Prized for its sweet, delicate flesh, Dungeness crab is a west coast specialty. It needs little dressing to make a terrific crab salad, allowing the wonderful flavor to shine through. Add tart-sweet ruby red grapefruit segments and you have a healthy, light first course or light meal thats perfect for the season.
Light, Quick Meal
Much to crab-lovers dismay, Dungeness season in the Pacific Northwest was delayed by a month this year. The usually abundant supply for the holidays has been sparse and is just starting to flow now. Today, I finally got my hands on fresh Dungeness crab at Santa Monica Seafood market.
Wanting a light dinner, I tossed the cooked and shelled Dungeness crab with a little mayonnaise, a little citrus juice, and seasoned with salt and pepper. That’s all. When the crab is this good, you don’t want to over-dress it and mask the sweet fresh flavor. A note on the mayo – I use Vegenaise for it’s light, clean flavor. You can find it in the refrigerated section of better grocers.
How to Segment Grapefruit
Ruby Red grapefruit segments are a nice counterpart to the crab. They add their own tart-sweet flavor and beautiful deep pink color to the plate. The easiest way for most people is to simply cut the grapefruit in half and use a sharp paring knife to cut around each individual segment. Pop the semgents out and remove them fruit, reserve the juice.
Another way is called “to supreme” where you trim off the top and bottom of the citrus and sit it flat, then cut off all of the skin and white pith. Then with a sharp paring knife, cut each segment out over a bowl to catch the juices. Do what works best for you.
Buying already cooked and shelled crab is a lot easier and less messy than buying whole crabs. You may pay more for someone else doing the messy labor. Some markets will shell cooked crab for you. Ask at the seafood counter. Many markets ship Dungeness crab, like this counter at Pike Place Market in Seattle where we visited this year.
For the salad, you’ll need 4-5 ounces (113-142 grams) of cooked crab per person. If you make a smaller portion, this works as a nice first course. If you want to serve it as a light meal, use a little more crab. Add your greens, grapefruit and maybe a nice whole wheat roll or garlic toast and enjoy.
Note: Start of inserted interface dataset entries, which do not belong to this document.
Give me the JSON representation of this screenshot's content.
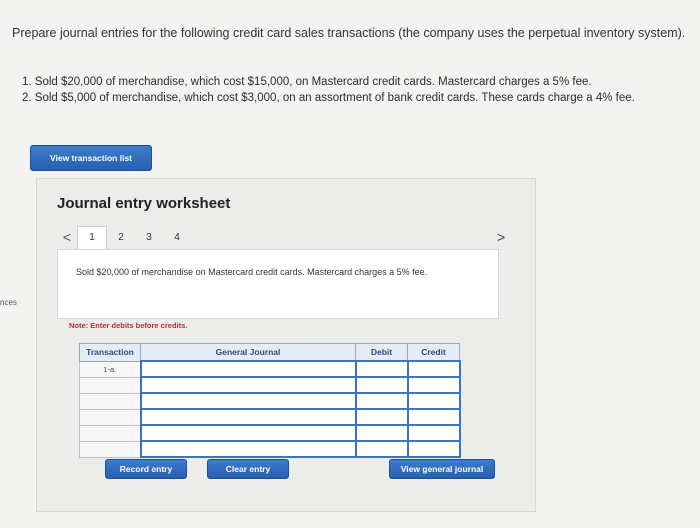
{
  "prompt": "Prepare journal entries for the following credit card sales transactions (the company uses the perpetual inventory system).",
  "items": [
    "1. Sold $20,000 of merchandise, which cost $15,000, on Mastercard credit cards. Mastercard charges a 5% fee.",
    "2. Sold $5,000 of merchandise, which cost $3,000, on an assortment of bank credit cards. These cards charge a 4% fee."
  ],
  "side_text": "nces",
  "view_transaction_list": "View transaction list",
  "worksheet": {
    "title": "Journal entry worksheet",
    "prev_arrow": "<",
    "next_arrow": ">",
    "pages": [
      "1",
      "2",
      "3",
      "4"
    ],
    "description": "Sold $20,000 of merchandise on Mastercard credit cards. Mastercard charges a 5% fee.",
    "note": "Note: Enter debits before credits.",
    "table": {
      "headers": [
        "Transaction",
        "General Journal",
        "Debit",
        "Credit"
      ],
      "rows": [
        "1-a.",
        "",
        "",
        "",
        "",
        ""
      ]
    },
    "buttons": {
      "record": "Record entry",
      "clear": "Clear entry",
      "view_general_journal": "View general journal"
    }
  },
  "colors": {
    "button_blue": "#2f6dbd",
    "note_red": "#aa3333",
    "header_bg": "#e6ecf5"
  }
}
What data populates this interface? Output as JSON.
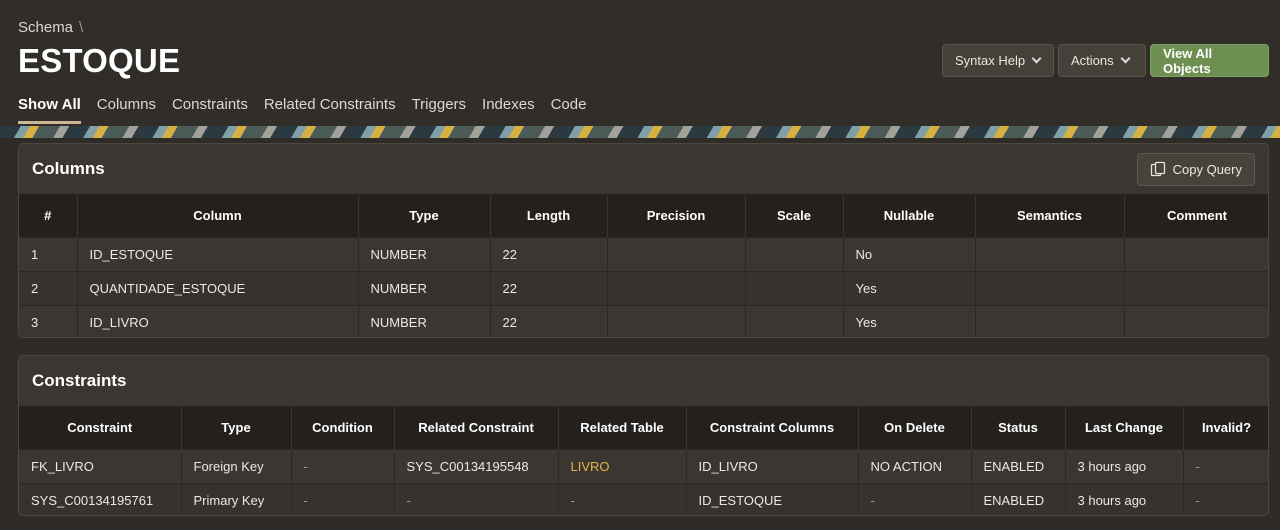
{
  "breadcrumb": {
    "parent": "Schema",
    "separator": "\\"
  },
  "title": "ESTOQUE",
  "buttons": {
    "syntax_help": "Syntax Help",
    "actions": "Actions",
    "view_all": "View All Objects"
  },
  "tabs": [
    "Show All",
    "Columns",
    "Constraints",
    "Related Constraints",
    "Triggers",
    "Indexes",
    "Code"
  ],
  "columns_region": {
    "title": "Columns",
    "copy_button": "Copy Query",
    "headers": [
      "#",
      "Column",
      "Type",
      "Length",
      "Precision",
      "Scale",
      "Nullable",
      "Semantics",
      "Comment"
    ],
    "rows": [
      [
        "1",
        "ID_ESTOQUE",
        "NUMBER",
        "22",
        "",
        "",
        "No",
        "",
        ""
      ],
      [
        "2",
        "QUANTIDADE_ESTOQUE",
        "NUMBER",
        "22",
        "",
        "",
        "Yes",
        "",
        ""
      ],
      [
        "3",
        "ID_LIVRO",
        "NUMBER",
        "22",
        "",
        "",
        "Yes",
        "",
        ""
      ]
    ]
  },
  "constraints_region": {
    "title": "Constraints",
    "headers": [
      "Constraint",
      "Type",
      "Condition",
      "Related Constraint",
      "Related Table",
      "Constraint Columns",
      "On Delete",
      "Status",
      "Last Change",
      "Invalid?"
    ],
    "rows": [
      [
        "FK_LIVRO",
        "Foreign Key",
        "-",
        "SYS_C00134195548",
        "LIVRO",
        "ID_LIVRO",
        "NO ACTION",
        "ENABLED",
        "3 hours ago",
        "-"
      ],
      [
        "SYS_C00134195761",
        "Primary Key",
        "-",
        "-",
        "-",
        "ID_ESTOQUE",
        "-",
        "ENABLED",
        "3 hours ago",
        "-"
      ]
    ]
  }
}
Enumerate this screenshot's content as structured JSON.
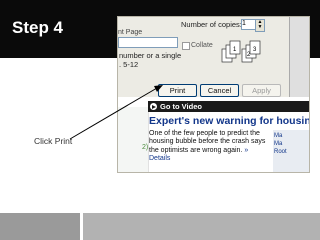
{
  "slide": {
    "title": "Step 4",
    "callout": "Click Print"
  },
  "print_dialog": {
    "page_label": "nt Page",
    "number_hint_line1": "number or a single",
    "number_hint_line2": ". 5-12",
    "copies_label": "Number of copies:",
    "copies_value": "1",
    "collate_label": "Collate",
    "collate_pages": [
      "1",
      "2",
      "3"
    ],
    "buttons": {
      "print": "Print",
      "cancel": "Cancel",
      "apply": "Apply"
    }
  },
  "web_content": {
    "go_to_video": "Go to Video",
    "headline": "Expert's new warning for housing",
    "body": "One of the few people to predict the housing bubble before the crash says the optimists are wrong again.",
    "details_link": "» Details",
    "sidebar_fragment": "2)",
    "right_links": [
      "Ma",
      "Ma",
      "Root"
    ]
  },
  "colors": {
    "top_band": "#0a0a0a",
    "headline_blue": "#12368a",
    "arrow": "#000000"
  }
}
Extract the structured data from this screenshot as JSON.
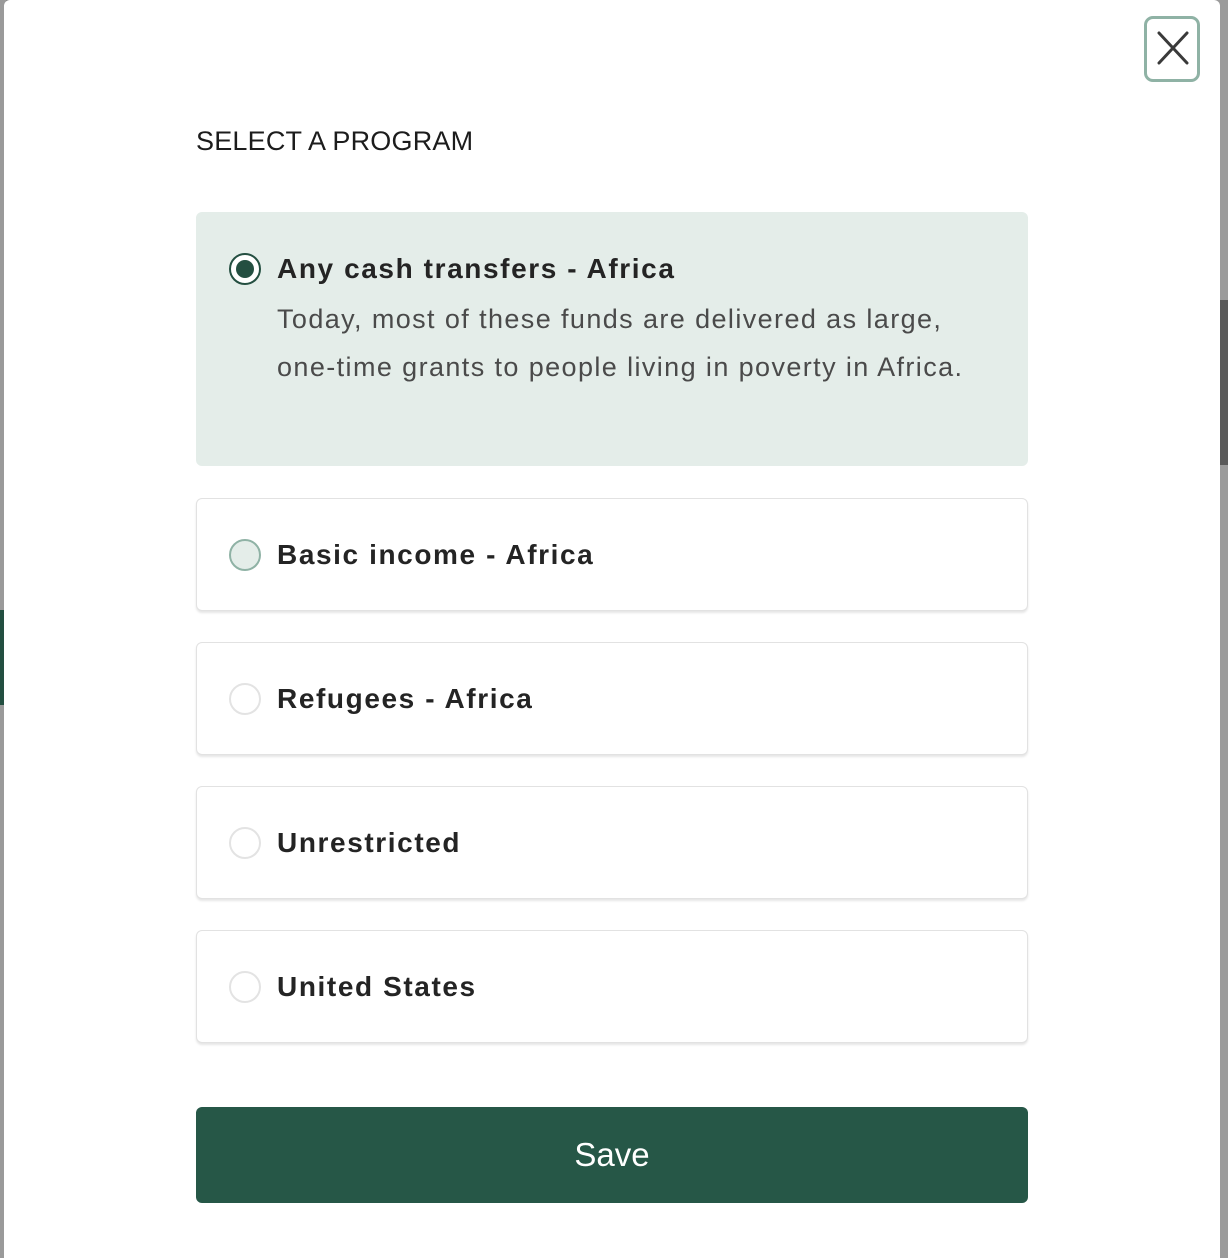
{
  "dialog": {
    "title": "SELECT A PROGRAM",
    "close_icon": "close-icon",
    "save_label": "Save"
  },
  "options": [
    {
      "label": "Any cash transfers - Africa",
      "description": "Today, most of these funds are delivered as large, one-time grants to people living in poverty in Africa.",
      "selected": true
    },
    {
      "label": "Basic income - Africa",
      "selected": false
    },
    {
      "label": "Refugees - Africa",
      "selected": false
    },
    {
      "label": "Unrestricted",
      "selected": false
    },
    {
      "label": "United States",
      "selected": false
    }
  ],
  "colors": {
    "accent": "#265747",
    "selected_bg": "#e4ede9",
    "close_border": "#8fb2a5"
  }
}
If you can find Dungeness crab, this salad would be a delight to serve New Year’s Day with a glass of chilled, crisp Champagne or sparkling wine to celebrate the start of a New Year.
The Monterey Bay Aquarium Seafood Watch report on Dungeness Crab lists it as a “best choice” in terms of its sustainability rating.
If you find live Dungeness crabs in a tank and want to try your hand at grilling them, here is an article and recipe from Russ Parsons of the LA Times.